• TASK INSTRUCTIONS:
Pull every line with "title" from the data.

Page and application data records
>>>
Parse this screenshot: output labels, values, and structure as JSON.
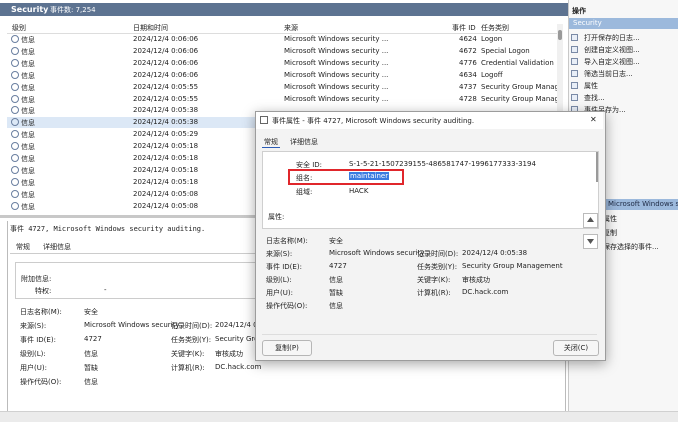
{
  "top": {
    "title": "Security",
    "count_label": "事件数: 7,254"
  },
  "columns": {
    "level": "级别",
    "datetime": "日期和时间",
    "source": "来源",
    "event_id": "事件 ID",
    "category": "任务类别"
  },
  "rows": [
    {
      "level": "信息",
      "datetime": "2024/12/4 0:06:06",
      "source": "Microsoft Windows security ...",
      "event_id": "4624",
      "category": "Logon"
    },
    {
      "level": "信息",
      "datetime": "2024/12/4 0:06:06",
      "source": "Microsoft Windows security ...",
      "event_id": "4672",
      "category": "Special Logon"
    },
    {
      "level": "信息",
      "datetime": "2024/12/4 0:06:06",
      "source": "Microsoft Windows security ...",
      "event_id": "4776",
      "category": "Credential Validation"
    },
    {
      "level": "信息",
      "datetime": "2024/12/4 0:06:06",
      "source": "Microsoft Windows security ...",
      "event_id": "4634",
      "category": "Logoff"
    },
    {
      "level": "信息",
      "datetime": "2024/12/4 0:05:55",
      "source": "Microsoft Windows security ...",
      "event_id": "4737",
      "category": "Security Group Manage"
    },
    {
      "level": "信息",
      "datetime": "2024/12/4 0:05:55",
      "source": "Microsoft Windows security ...",
      "event_id": "4728",
      "category": "Security Group Manage"
    },
    {
      "level": "信息",
      "datetime": "2024/12/4 0:05:38",
      "source": "",
      "event_id": "",
      "category": ""
    },
    {
      "level": "信息",
      "datetime": "2024/12/4 0:05:38",
      "source": "",
      "event_id": "",
      "category": ""
    },
    {
      "level": "信息",
      "datetime": "2024/12/4 0:05:29",
      "source": "",
      "event_id": "",
      "category": ""
    },
    {
      "level": "信息",
      "datetime": "2024/12/4 0:05:18",
      "source": "",
      "event_id": "",
      "category": ""
    },
    {
      "level": "信息",
      "datetime": "2024/12/4 0:05:18",
      "source": "",
      "event_id": "",
      "category": ""
    },
    {
      "level": "信息",
      "datetime": "2024/12/4 0:05:18",
      "source": "",
      "event_id": "",
      "category": ""
    },
    {
      "level": "信息",
      "datetime": "2024/12/4 0:05:18",
      "source": "",
      "event_id": "",
      "category": ""
    },
    {
      "level": "信息",
      "datetime": "2024/12/4 0:05:08",
      "source": "",
      "event_id": "",
      "category": ""
    },
    {
      "level": "信息",
      "datetime": "2024/12/4 0:05:08",
      "source": "",
      "event_id": "",
      "category": ""
    }
  ],
  "detail": {
    "header": "事件 4727, Microsoft Windows security auditing.",
    "tab_general": "常规",
    "tab_details": "详细信息",
    "additional_info": "附加信息:",
    "privileges_label": "特权:",
    "privileges_value": "-",
    "log_name_label": "日志名称(M):",
    "log_name_value": "安全",
    "source_label": "来源(S):",
    "source_value": "Microsoft Windows security",
    "logged_label": "记录时间(D):",
    "logged_value": "2024/12/4 0:05:38",
    "event_id_label": "事件 ID(E):",
    "event_id_value": "4727",
    "category_label": "任务类别(Y):",
    "category_value": "Security Group",
    "level_label": "级别(L):",
    "level_value": "信息",
    "keywords_label": "关键字(K):",
    "keywords_value": "审核成功",
    "user_label": "用户(U):",
    "user_value": "暂缺",
    "computer_label": "计算机(R):",
    "computer_value": "DC.hack.com",
    "opcode_label": "操作代码(O):",
    "opcode_value": "信息"
  },
  "actions": {
    "header": "操作",
    "section": "Security",
    "items": [
      "打开保存的日志...",
      "创建自定义视图...",
      "导入自定义视图...",
      "筛选当前日志...",
      "属性",
      "查找...",
      "事件另存为..."
    ],
    "section2": "Microsoft Windows secu",
    "items2": [
      "属性",
      "复制",
      "保存选择的事件..."
    ]
  },
  "dialog": {
    "title": "事件属性 - 事件 4727, Microsoft Windows security auditing.",
    "close_glyph": "✕",
    "tab_general": "常规",
    "tab_details": "详细信息",
    "security_id_label": "安全 ID:",
    "security_id_value": "S-1-5-21-1507239155-486581747-1996177333-3194",
    "group_name_label": "组名:",
    "group_name_value": "maintainer",
    "group_domain_label": "组域:",
    "group_domain_value": "HACK",
    "attributes_label": "属性:",
    "log_name_label": "日志名称(M):",
    "log_name_value": "安全",
    "source_label": "来源(S):",
    "source_value": "Microsoft Windows security",
    "logged_label": "记录时间(D):",
    "logged_value": "2024/12/4 0:05:38",
    "event_id_label": "事件 ID(E):",
    "event_id_value": "4727",
    "category_label": "任务类别(Y):",
    "category_value": "Security Group Management",
    "level_label": "级别(L):",
    "level_value": "信息",
    "keywords_label": "关键字(K):",
    "keywords_value": "审核成功",
    "user_label": "用户(U):",
    "user_value": "暂缺",
    "computer_label": "计算机(R):",
    "computer_value": "DC.hack.com",
    "opcode_label": "操作代码(O):",
    "opcode_value": "信息",
    "copy_button": "复制(P)",
    "close_button": "关闭(C)",
    "highlight_color": "#e0262b"
  }
}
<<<
• WRITTEN RESPONSE:
    "title": "Security",
    "title": "事件属性 - 事件 4727, Microsoft Windows security auditing.",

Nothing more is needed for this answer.